According to ancient astronaut theorists, the lunar eclipse had an unexpected visitor this weekend. Around the time of totality a meteor collapsed with the moon and was visible from the earth.
Meteors are constantly bumping into the earth and the moon, although this is normally either over the ocean (70% of the earth) where we can not see it on the other side of the moon (~ 50% of the moon) where we can not see it, or on the sunlit side of the moon (another, other 50%) where we can not see it. These meteors range in size from a grain of sand to several meters in diameter, but only the largest eye could ever be seen with the human eye. The Super Blood Wolf Moon this weekend was visible to a large part of the population and many, many cameras were trained on the moon. Several telescopes broadcast live the entire solar eclipse and several people caught a small flash of light that seemed to come from the Lagrange crater. Since this event was seen by several observers, separated by thousands of kilometers, the only conclusion is that something has hit the moon, and the impact event was recorded on video moon. The Lunar Observation (MIDAS) system that left the La Hita Observatory has regularly recorded impact events, including an event comparable to an explosion of 1
Further investigation will be required to determine the size of the meteor and to obtain images of its impact crater, but for comparative purposes. The LCROSS mission plowed a Centaur upper stage (2.2 tons) at 2.5 km / s into the lunar surface.

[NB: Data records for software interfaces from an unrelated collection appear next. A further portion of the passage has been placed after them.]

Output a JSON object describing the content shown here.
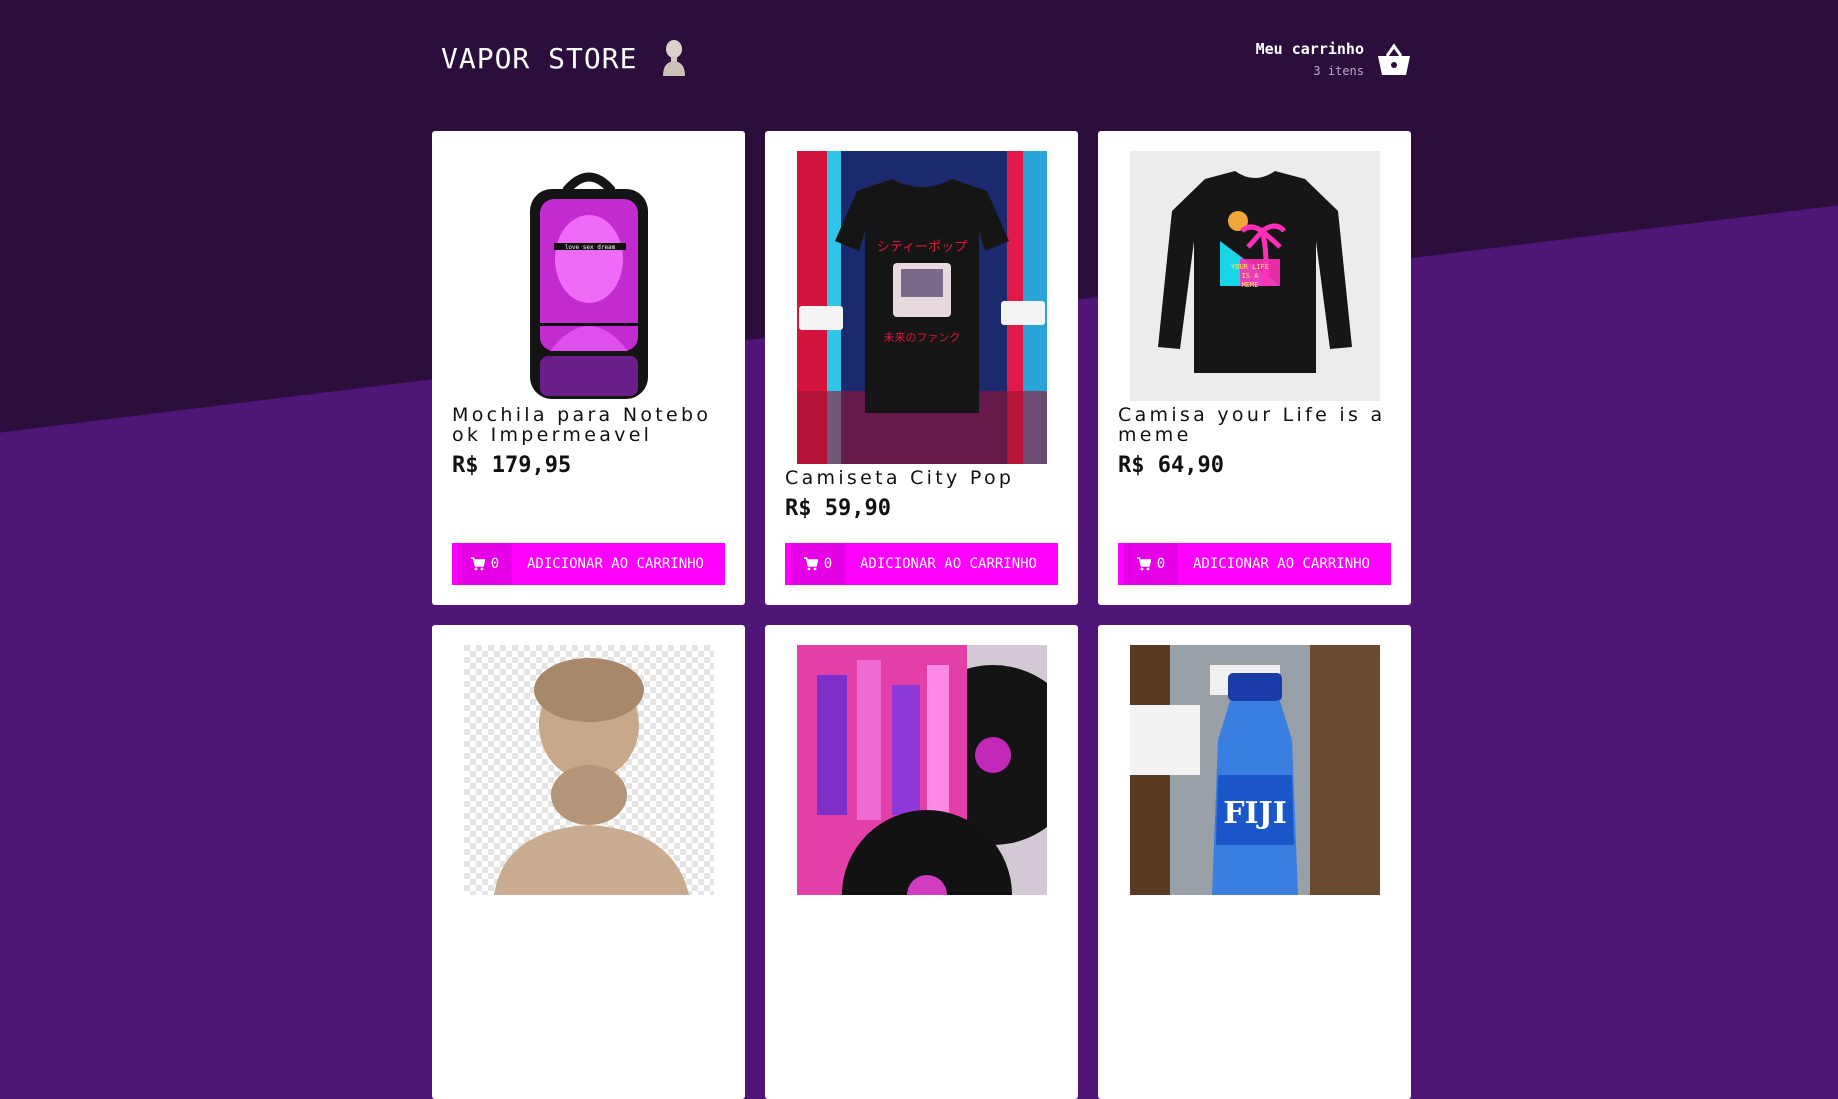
{
  "header": {
    "title": "VAPOR STORE",
    "logo_icon": "bust-icon",
    "cart": {
      "title": "Meu carrinho",
      "count": "3 itens",
      "icon": "basket-icon"
    }
  },
  "colors": {
    "bg_dark": "#2b0e3c",
    "bg_purple": "#4f1677",
    "accent": "#ff00ff"
  },
  "products": [
    {
      "name": "Mochila para Notebook Impermeavel",
      "price": "R$ 179,95",
      "qty": "0",
      "button": "ADICIONAR AO CARRINHO",
      "image": "backpack-image"
    },
    {
      "name": "Camiseta City Pop",
      "price": "R$ 59,90",
      "qty": "0",
      "button": "ADICIONAR AO CARRINHO",
      "image": "city-pop-tshirt-image"
    },
    {
      "name": "Camisa your Life is a meme",
      "price": "R$ 64,90",
      "qty": "0",
      "button": "ADICIONAR AO CARRINHO",
      "image": "longsleeve-shirt-image"
    },
    {
      "image": "marble-bust-image"
    },
    {
      "image": "vinyl-record-image"
    },
    {
      "image": "water-bottle-image"
    }
  ]
}
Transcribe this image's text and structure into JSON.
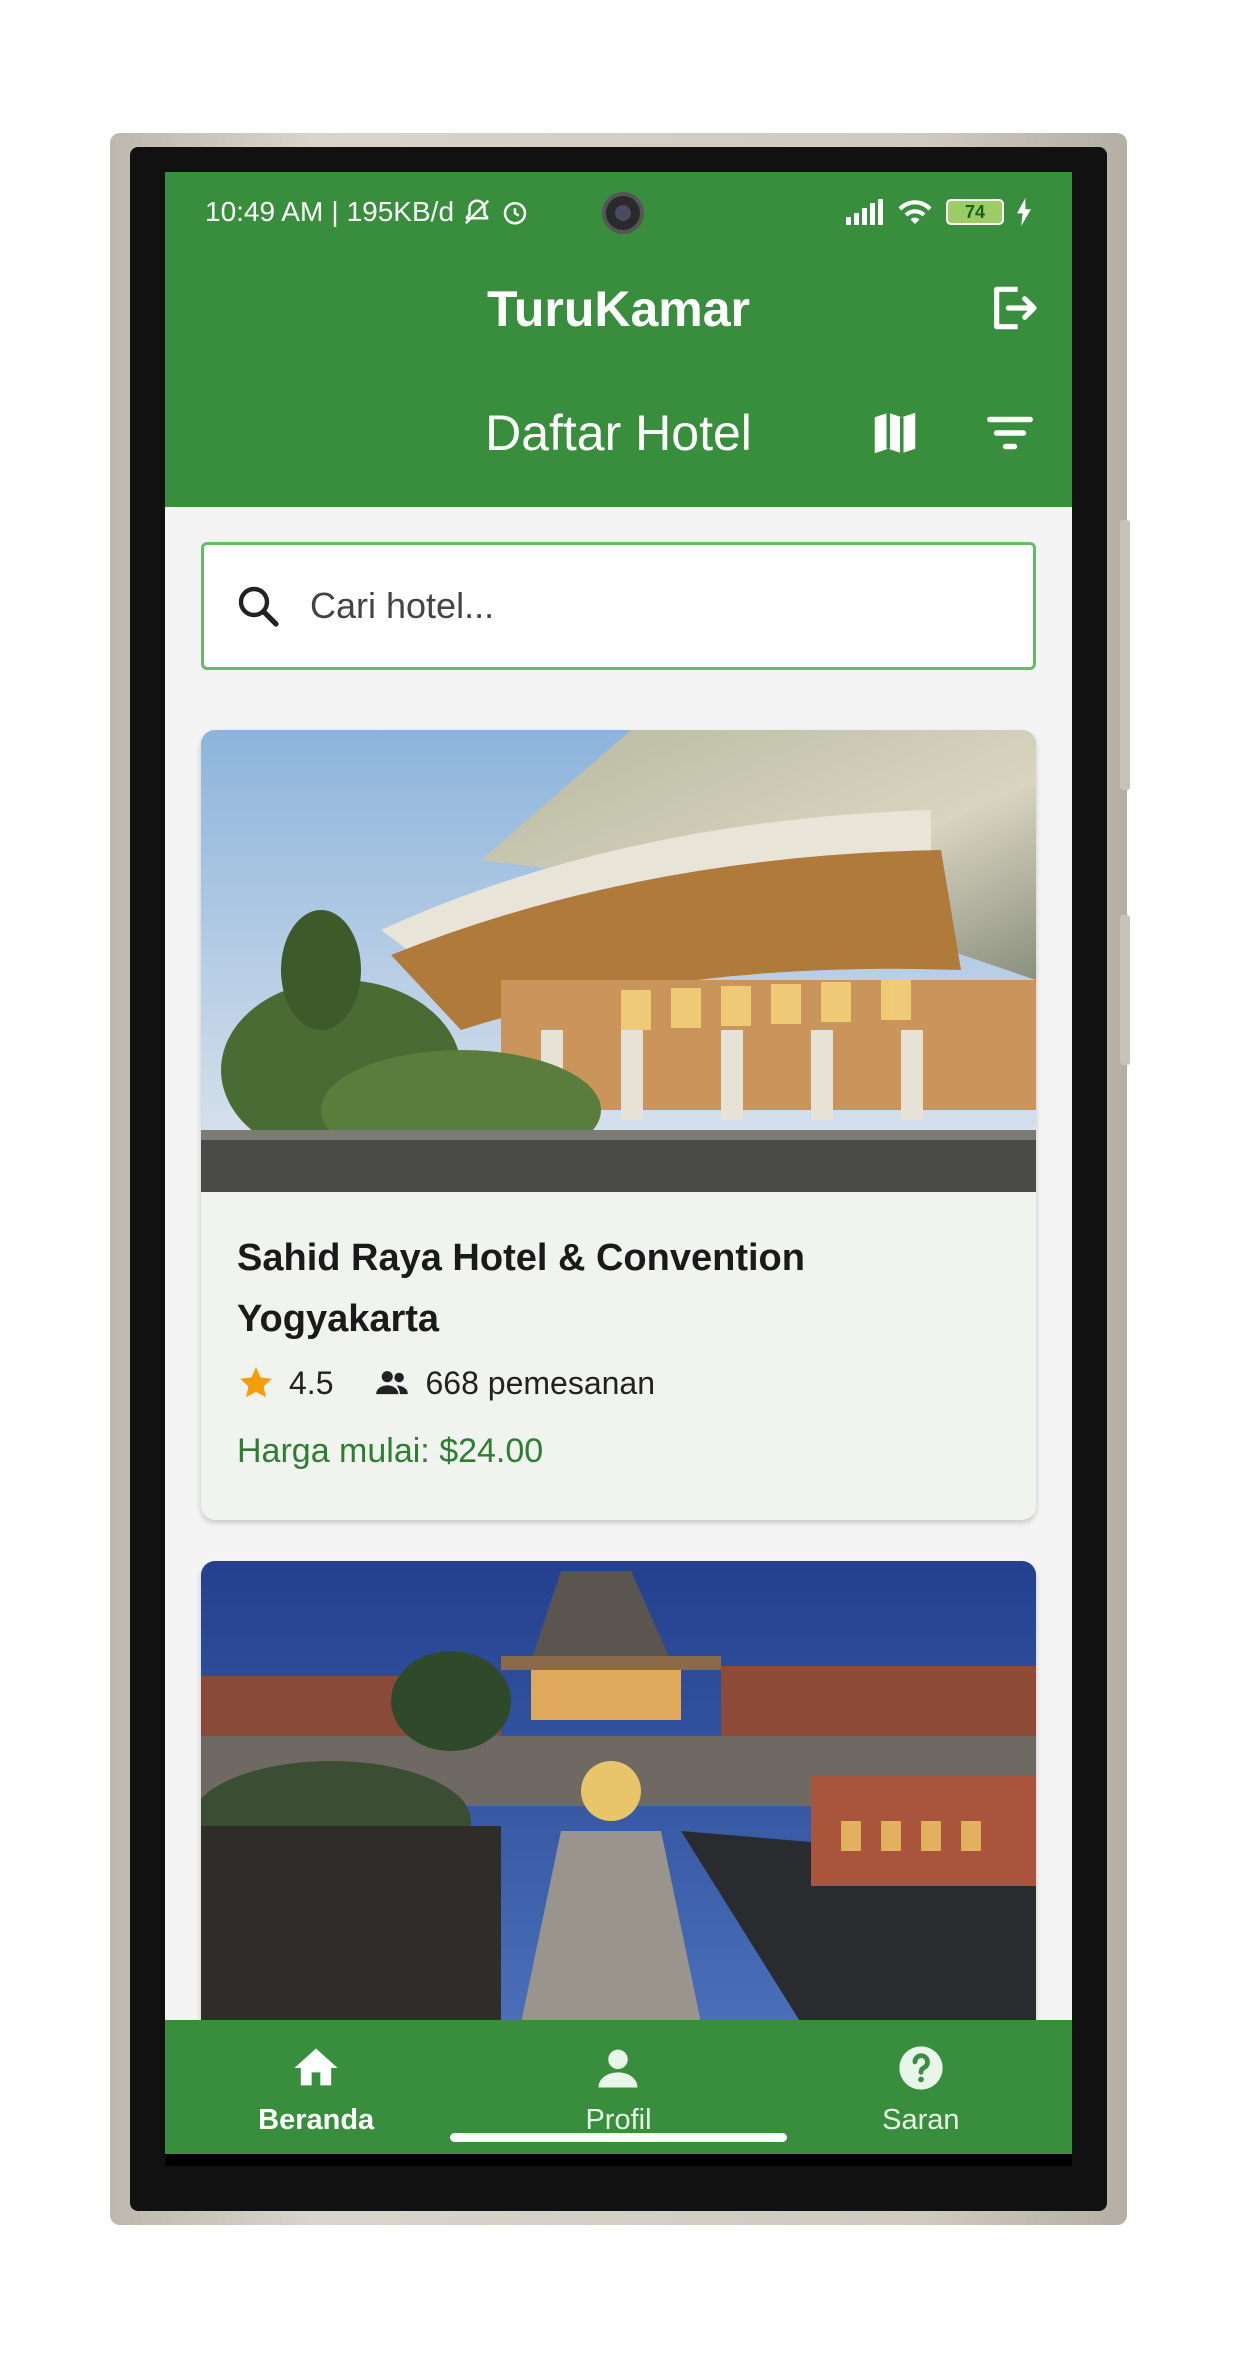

This would have led to a flash visible through binoculars, but it was not The meteor that had hit the moon last weekend would have driven faster (at least 12 km / s), but the best guess is that this stone the proper size had to fit in the stern of a pickup around there.